Discovery offering 4K UHD content with its Discovery GO app, available in Samsung 4K TVs
Stephan Jukic – January 12, 2016
UPDATE March 13, 2017: Despite our much earlier reporting of these pending content selections in 4K resolution from Discovery GO and its app to Canadian customers for their Samsung 4K TVs, there was never any followup on the matter from the content provider or Samsung Canada. As of this update, Discovery GO is not available on any North American 4K TVs to our knowledge and is not currently supporting 4K video formats either. Efforts to contact Discovery for further clarification will be made again. There is a Discovery Channel app for Samsung TVs but it does not support regular 4K video service in the U.S at this time to our knowledge.
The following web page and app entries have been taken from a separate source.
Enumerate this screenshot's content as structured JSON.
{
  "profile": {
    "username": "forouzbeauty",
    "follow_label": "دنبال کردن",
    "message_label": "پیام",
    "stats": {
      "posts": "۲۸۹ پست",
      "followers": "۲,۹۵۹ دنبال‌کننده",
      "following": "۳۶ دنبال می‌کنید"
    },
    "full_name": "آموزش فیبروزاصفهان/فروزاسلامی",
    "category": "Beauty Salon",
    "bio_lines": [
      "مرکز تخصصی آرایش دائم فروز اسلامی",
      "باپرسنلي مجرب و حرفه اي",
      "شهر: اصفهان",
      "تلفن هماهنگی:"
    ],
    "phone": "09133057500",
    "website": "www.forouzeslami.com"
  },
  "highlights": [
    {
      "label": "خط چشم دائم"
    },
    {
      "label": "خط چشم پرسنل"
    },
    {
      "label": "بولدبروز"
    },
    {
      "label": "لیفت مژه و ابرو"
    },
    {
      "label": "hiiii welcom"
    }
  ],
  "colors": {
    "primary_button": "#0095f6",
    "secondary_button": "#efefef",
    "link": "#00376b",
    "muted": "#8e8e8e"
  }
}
Discovery has been discussing and developing 4K UHD recording and distribution capacity for some time now but the major popular science and history network is finally putting its money where its mouth is so to speak and offering a selection of titles in 4K ultra HD resolution for its OTT streaming service called Discovery GO. The network announced this move at the recently completed Consumer Electronics Show in Las Vegas, Nevada in the opening days of January, 2016.
The new content in 4K service is being delivered through a partnership with Samsung Electronics, which has integrated the Discovery GO app into its smart TVs for 2016 and 2015.
4K Ultra HD resolution means pixel dimensions of 3840 across and 2160 high and ultimately offers a far sharper, more detailed level of video quality, comparable to that of an 8.8 megapixel photo.
According to Daniel Casman, a Canadian videographer from Toronto who helped the Canadian telco giant Rogers in their own 4K UHD transition work, “More pixels means more information and more details.”
Of course, creating 4K content and even more importantly, setting up the distribution system for its functionality is a time consuming and often expensive process, with new content having to be shot on professional 4K cameras and older content in film reprocessed by running the film reels through a 4K lens. Furthermore, the distribution process itself is even trickier, requiring a whole new augmentation of network and streaming infrastructure which can handle the much larger data loads of all those extra pixels and other video improvement data like HDR, found in 4K video.
Despite the challenges, OTT and streaming services worldwide are steadily moving into the 4K content landscape and Discovery is only one of many to start feeling the pressure to move in this direction.
Other major players in the 4K content game include Netflix, whose streaming 4K UHD services are arguably the largest in the world in terms of original content. Furthermore, other science-oriented content services like the Smithsonian Network’s SVOD service Smithsonian Earth are also starting to offer selections of 4K content to their subscribers and viewers.
Likewise applies for a growing number of other streaming services which include YouTube, Vimeo, Vudu, Amazon Prime and M-Go to name just a few.
Of course, on the other end of the chain, users themselves also need to make some investments in technology if they want to enjoy 4K movies, shows and other programming. This means having access to a 4K UHD TV with the latest connectivity essentials like HDMI 2.0 and HDCP 2.2 content copy protection as well as the ability to decode the HEVC (H.265 and VP9 4K video compression codecs used for most 4K OTT and transmission content. Furthermore, for access to any streaming web-based 4K UHD content service, sufficient internet connectivity is essential, with the bare minimum for most services being a domestic speed of 15 to 20Mbps.
However, moving back to Discovery GO, the company’s entire catalog of popular science and other shows will not yet be offered in 4K. Instead, the conversion process will be graduated and the current selection of titles for early to mid-2016 release consist of: Close Encounters, River Monsters, High Tech Rednecks, How It’s Made: Dream Cars, Shark, Jade Fever and How Hard Can It Be.
Viewers with Samsung 4K TVs will have the most immediate access to the new 4K service but the inclusion of the Discovery GO app with access to the company’s expanding archive of 4K UHD content will surely follow in other 4K television brands and models.
Story by 4k.com